Debt is now forcing us to get emotional. Sadly though, people are mourning the loss of their houses and jobs, but not the wedge that has been driven between their relationships/family during all the accumulation of this material stuff. This stuff gets in the way of relationships and what it means to be human. During the depression it was reported that people were happier within their relationships and family life. Debt happened because we lost focus on what's important.
Reasons why divorce is so high can be attributed to money and financial disagreements. Yes, it's true couples argue about money more than any other topic, but only because money matters that much to them. If it was lower on our list of importance I bet it wouldn't be brought up in domestic disputes as often. But still people are determined that more money will fix that problem too.
Money = Happiness
I could ask you if money equals happiness, but that’s truly a trick question for most people. They would say it could dramatically improve their life at the very least. But don't be foolish, we’ve all heard the horror stories and tragedies that occur when people win the lottery- it rarely has a happy ending.
Psychological studies in this area have predominately suggested that a person’s level of happiness before winning money has the most to do with their level of happiness after the money windfall. In other words, if a person was unhappy pre-lottery, then they will be unhappy post-lottery. The lesson; if you’re not happy now, don’t bother buying a lotto ticket. The more practical lesson; if you're not happy, don't go into debt to see if all that stuff will make you happy. I'm kindly saving you the trouble.
The best debt advice I an give you is to move forward instead of around and around, making the same mistake again. There is an idea in Buddhism that many people are plagued with wanting more and never being satisfied. It’s a vicious cycle of wanting something and having the notion that once you get this certain something, you will finally be happy. Of course what happens is we get what we were seeking only to find out it didn’t ease our desires and make us happy. We go on searching and seeking something else that will eventually quench our insatiable thirst.
We're clearly not a happy nation. Money does not make us happy, if it did why sould we try to get rid of it so quickly. The realy statement is material objects and status make us happy.
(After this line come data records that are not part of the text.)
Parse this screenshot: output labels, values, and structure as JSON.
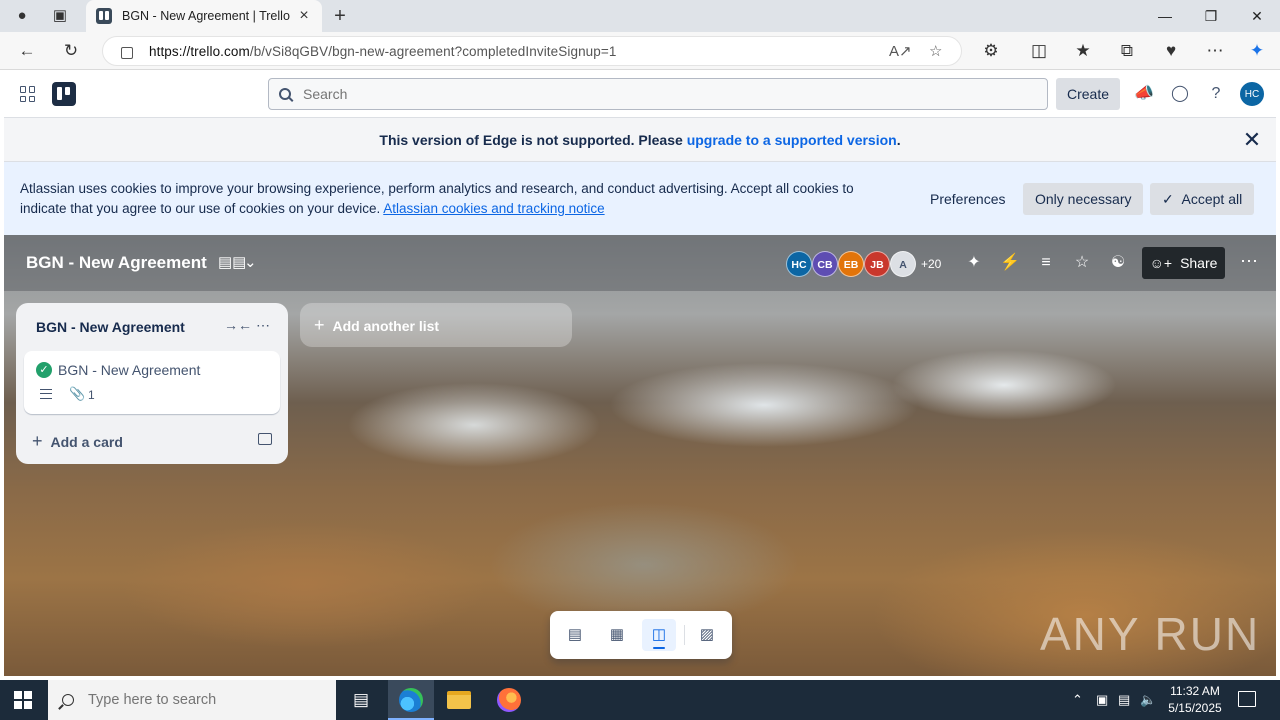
{
  "browser": {
    "tab_title": "BGN - New Agreement | Trello",
    "url_host": "https://trello.com",
    "url_path": "/b/vSi8qGBV/bgn-new-agreement?completedInviteSignup=1"
  },
  "header": {
    "search_placeholder": "Search",
    "create_label": "Create",
    "user_initials": "HC"
  },
  "edge_banner": {
    "text_before": "This version of Edge is not supported. Please ",
    "link_text": "upgrade to a supported version",
    "text_after": "."
  },
  "cookie_banner": {
    "text": "Atlassian uses cookies to improve your browsing experience, perform analytics and research, and conduct advertising. Accept all cookies to indicate that you agree to our use of cookies on your device. ",
    "link_text": "Atlassian cookies and tracking notice",
    "preferences_label": "Preferences",
    "only_necessary_label": "Only necessary",
    "accept_all_label": "Accept all"
  },
  "board": {
    "title": "BGN - New Agreement",
    "members": [
      {
        "initials": "HC",
        "color": "#0c66a4"
      },
      {
        "initials": "CB",
        "color": "#5e4db2"
      },
      {
        "initials": "EB",
        "color": "#e2740a"
      },
      {
        "initials": "JB",
        "color": "#c9372c"
      },
      {
        "initials": "A",
        "color": "#dcdfe4"
      }
    ],
    "members_more": "+20",
    "share_label": "Share",
    "lists": [
      {
        "title": "BGN - New Agreement",
        "cards": [
          {
            "title": "BGN - New Agreement",
            "attachments": "1"
          }
        ],
        "add_card_label": "Add a card"
      }
    ],
    "add_list_label": "Add another list"
  },
  "taskbar": {
    "search_placeholder": "Type here to search",
    "time": "11:32 AM",
    "date": "5/15/2025"
  },
  "watermark": "ANY RUN"
}
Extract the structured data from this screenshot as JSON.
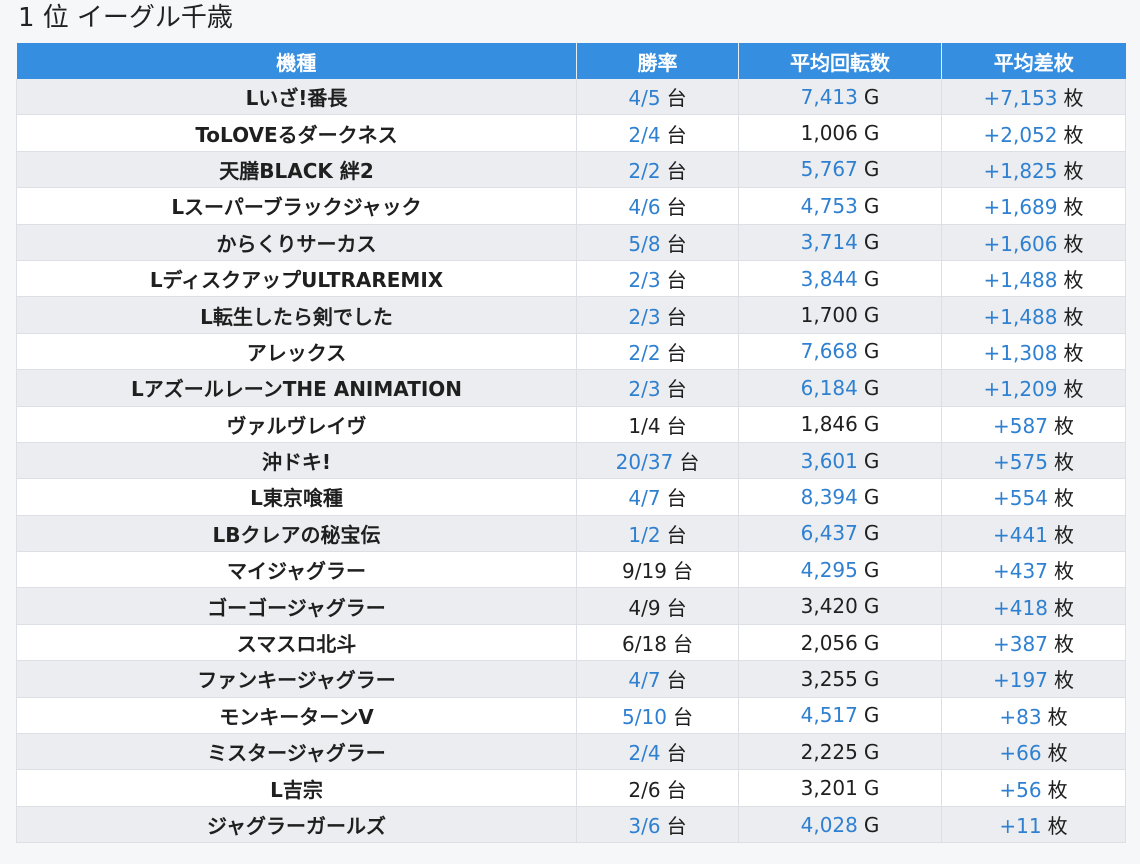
{
  "header": {
    "rank": "1 位",
    "store": "イーグル千歳"
  },
  "columns": [
    "機種",
    "勝率",
    "平均回転数",
    "平均差枚"
  ],
  "units": {
    "win": "台",
    "spins": "G",
    "diff": "枚"
  },
  "colors": {
    "header_bg": "#368ee0",
    "highlight_text": "#2f80d0",
    "row_odd": "#ebedf0",
    "row_even": "#ffffff"
  },
  "rows": [
    {
      "name": "Lいざ!番長",
      "win": "4/5",
      "win_hl": true,
      "spins": "7,413",
      "spins_hl": true,
      "diff": "+7,153"
    },
    {
      "name": "ToLOVEるダークネス",
      "win": "2/4",
      "win_hl": true,
      "spins": "1,006",
      "spins_hl": false,
      "diff": "+2,052"
    },
    {
      "name": "天膳BLACK 絆2",
      "win": "2/2",
      "win_hl": true,
      "spins": "5,767",
      "spins_hl": true,
      "diff": "+1,825"
    },
    {
      "name": "Lスーパーブラックジャック",
      "win": "4/6",
      "win_hl": true,
      "spins": "4,753",
      "spins_hl": true,
      "diff": "+1,689"
    },
    {
      "name": "からくりサーカス",
      "win": "5/8",
      "win_hl": true,
      "spins": "3,714",
      "spins_hl": true,
      "diff": "+1,606"
    },
    {
      "name": "LディスクアップULTRAREMIX",
      "win": "2/3",
      "win_hl": true,
      "spins": "3,844",
      "spins_hl": true,
      "diff": "+1,488"
    },
    {
      "name": "L転生したら剣でした",
      "win": "2/3",
      "win_hl": true,
      "spins": "1,700",
      "spins_hl": false,
      "diff": "+1,488"
    },
    {
      "name": "アレックス",
      "win": "2/2",
      "win_hl": true,
      "spins": "7,668",
      "spins_hl": true,
      "diff": "+1,308"
    },
    {
      "name": "LアズールレーンTHE ANIMATION",
      "win": "2/3",
      "win_hl": true,
      "spins": "6,184",
      "spins_hl": true,
      "diff": "+1,209"
    },
    {
      "name": "ヴァルヴレイヴ",
      "win": "1/4",
      "win_hl": false,
      "spins": "1,846",
      "spins_hl": false,
      "diff": "+587"
    },
    {
      "name": "沖ドキ!",
      "win": "20/37",
      "win_hl": true,
      "spins": "3,601",
      "spins_hl": true,
      "diff": "+575"
    },
    {
      "name": "L東京喰種",
      "win": "4/7",
      "win_hl": true,
      "spins": "8,394",
      "spins_hl": true,
      "diff": "+554"
    },
    {
      "name": "LBクレアの秘宝伝",
      "win": "1/2",
      "win_hl": true,
      "spins": "6,437",
      "spins_hl": true,
      "diff": "+441"
    },
    {
      "name": "マイジャグラー",
      "win": "9/19",
      "win_hl": false,
      "spins": "4,295",
      "spins_hl": true,
      "diff": "+437"
    },
    {
      "name": "ゴーゴージャグラー",
      "win": "4/9",
      "win_hl": false,
      "spins": "3,420",
      "spins_hl": false,
      "diff": "+418"
    },
    {
      "name": "スマスロ北斗",
      "win": "6/18",
      "win_hl": false,
      "spins": "2,056",
      "spins_hl": false,
      "diff": "+387"
    },
    {
      "name": "ファンキージャグラー",
      "win": "4/7",
      "win_hl": true,
      "spins": "3,255",
      "spins_hl": false,
      "diff": "+197"
    },
    {
      "name": "モンキーターンV",
      "win": "5/10",
      "win_hl": true,
      "spins": "4,517",
      "spins_hl": true,
      "diff": "+83"
    },
    {
      "name": "ミスタージャグラー",
      "win": "2/4",
      "win_hl": true,
      "spins": "2,225",
      "spins_hl": false,
      "diff": "+66"
    },
    {
      "name": "L吉宗",
      "win": "2/6",
      "win_hl": false,
      "spins": "3,201",
      "spins_hl": false,
      "diff": "+56"
    },
    {
      "name": "ジャグラーガールズ",
      "win": "3/6",
      "win_hl": true,
      "spins": "4,028",
      "spins_hl": true,
      "diff": "+11"
    }
  ]
}
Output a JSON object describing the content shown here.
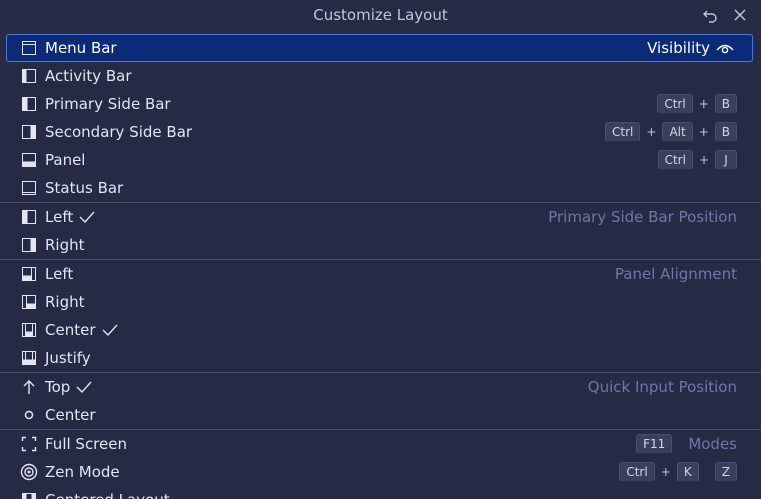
{
  "window": {
    "title": "Customize Layout"
  },
  "visibility": {
    "items": [
      {
        "label": "Menu Bar",
        "icon": "menu-bar-icon",
        "selected": true
      },
      {
        "label": "Activity Bar",
        "icon": "activity-bar-icon"
      },
      {
        "label": "Primary Side Bar",
        "icon": "primary-side-bar-icon",
        "keys": [
          "Ctrl",
          "B"
        ]
      },
      {
        "label": "Secondary Side Bar",
        "icon": "secondary-side-bar-icon",
        "keys": [
          "Ctrl",
          "Alt",
          "B"
        ]
      },
      {
        "label": "Panel",
        "icon": "panel-icon",
        "keys": [
          "Ctrl",
          "J"
        ]
      },
      {
        "label": "Status Bar",
        "icon": "status-bar-icon"
      }
    ],
    "group_label": "Visibility"
  },
  "side_bar_position": {
    "group_label": "Primary Side Bar Position",
    "items": [
      {
        "label": "Left",
        "checked": true
      },
      {
        "label": "Right"
      }
    ]
  },
  "panel_alignment": {
    "group_label": "Panel Alignment",
    "items": [
      {
        "label": "Left"
      },
      {
        "label": "Right"
      },
      {
        "label": "Center",
        "checked": true
      },
      {
        "label": "Justify"
      }
    ]
  },
  "quick_input": {
    "group_label": "Quick Input Position",
    "items": [
      {
        "label": "Top",
        "checked": true
      },
      {
        "label": "Center"
      }
    ]
  },
  "modes": {
    "group_label": "Modes",
    "items": [
      {
        "label": "Full Screen",
        "keys": [
          "F11"
        ]
      },
      {
        "label": "Zen Mode",
        "chord": [
          [
            "Ctrl",
            "K"
          ],
          [
            "Z"
          ]
        ]
      },
      {
        "label": "Centered Layout"
      }
    ]
  },
  "plus": "+",
  "colors": {
    "background": "#262a45",
    "selection": "#0b2a77",
    "accent_border": "#4c78d8",
    "group_label": "#6e78a8"
  }
}
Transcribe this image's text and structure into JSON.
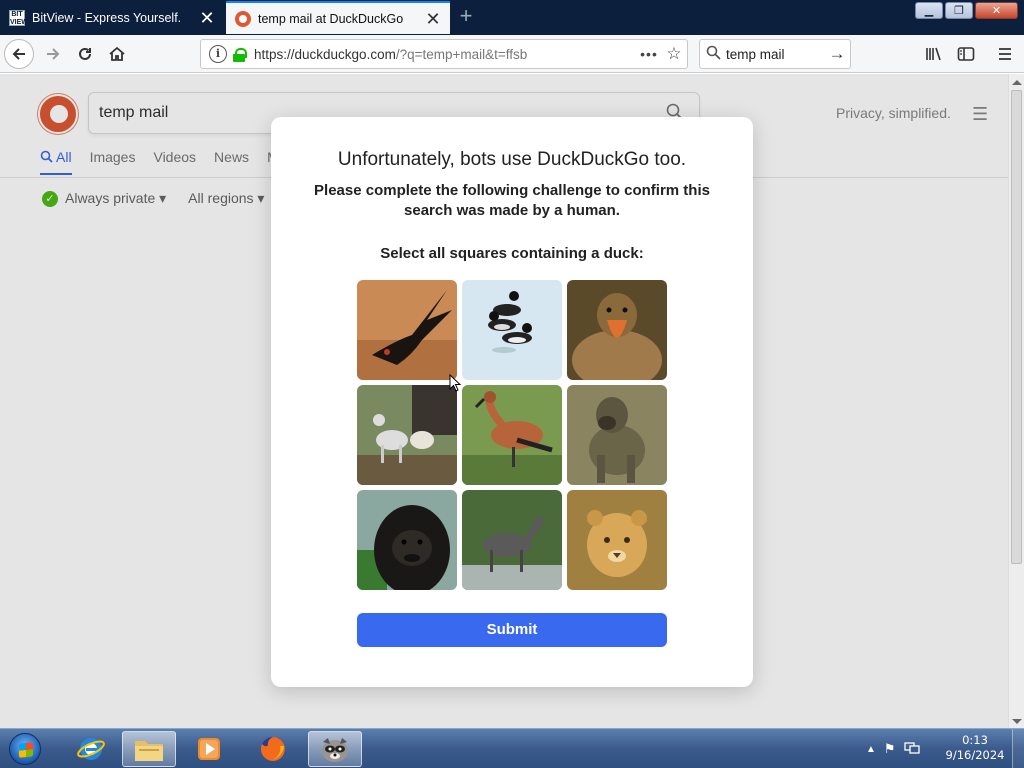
{
  "browser": {
    "tabs": [
      {
        "title": "BitView - Express Yourself.",
        "favicon": "bitview-icon",
        "active": false
      },
      {
        "title": "temp mail at DuckDuckGo",
        "favicon": "duckduckgo-icon",
        "active": true
      }
    ],
    "url": {
      "domain": "https://duckduckgo.com",
      "path": "/?q=temp+mail&t=ffsb"
    },
    "search_box": "temp mail"
  },
  "ddg": {
    "query": "temp mail",
    "tagline": "Privacy, simplified.",
    "tabs": [
      "All",
      "Images",
      "Videos",
      "News",
      "M"
    ],
    "filters": {
      "private": "Always private ▾",
      "regions": "All regions ▾"
    }
  },
  "challenge": {
    "title": "Unfortunately, bots use DuckDuckGo too.",
    "subtitle": "Please complete the following challenge to confirm this search was made by a human.",
    "prompt": "Select all squares containing a duck:",
    "tiles": [
      {
        "name": "flying-bird"
      },
      {
        "name": "floating-ducks"
      },
      {
        "name": "duck-closeup"
      },
      {
        "name": "dogs-on-log"
      },
      {
        "name": "whistling-duck"
      },
      {
        "name": "baboon"
      },
      {
        "name": "gorilla"
      },
      {
        "name": "antelope"
      },
      {
        "name": "lion-cub"
      }
    ],
    "submit": "Submit"
  },
  "taskbar": {
    "items": [
      "internet-explorer-icon",
      "file-explorer-icon",
      "media-player-icon",
      "firefox-icon",
      "raccoon-app-icon"
    ],
    "clock_time": "0:13",
    "clock_date": "9/16/2024"
  },
  "colors": {
    "accent": "#3969ef",
    "ddg_orange": "#de5833",
    "tab_bar": "#0c1f3c"
  }
}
If money made us happy, we would hang onto it, but we don't- we spendit ferociously. As our collection of material possessions increased over the last decade so has depression, divorce, and obesity. We have a rare opportunity during this ongoing recession to reflect and remember what it's like to have a savings account. Now is the time to search deeper in our pockets than our credit cards and find another definition of happiness.
Would You Feed a Lion Veggie Burgers?
Financial geniuses/experts will diagnose our debt and feed us a bunch of bull***. Really, the solution is simple. Start with the basics; if your pet lion looks malnourished and his health is fading quickly after you've been feeding him a diet of salad and veggie burgers, then obviously your pet lion does not thrive on that diet. Simple.
Our situation is similar to this lion. You wouldn't feed a lion a vegetarian diet because he's a carnivore. So why are humans living like robots? We would give robots what we're giving ourselves. Robots need a material and artificial diet, but humans need love, companionship, spiritual guidance, and self-worth. We are not thriving as humans because we're not fed properly.
We're in debt because the life of a 21st century human appears very similar to a robot. We start our day with artificial fuel(sugar, caffeine, energy drinks), our worth is equated to numbers (from our bank account to our productivity, and the always ticking clock), expected to exceed daily demands, and throughout the day we continue to keep on going even when given the opportunity to stop. Our friends; a computer and/or technological gadget. More of what it genuinely means to be human, less junk- simple really.
Debt = Luck
Luck obviously didn't get you in debt, but it will get you out. You can consider yourself lucky that you are being forced to go back to basics; you were obviously living like a robot and feeding yourself an artificial life. During this recession, many lucky people will have the opportunity for reflection, and hopefully (if you've taken my point seriously), not just on the money aspect.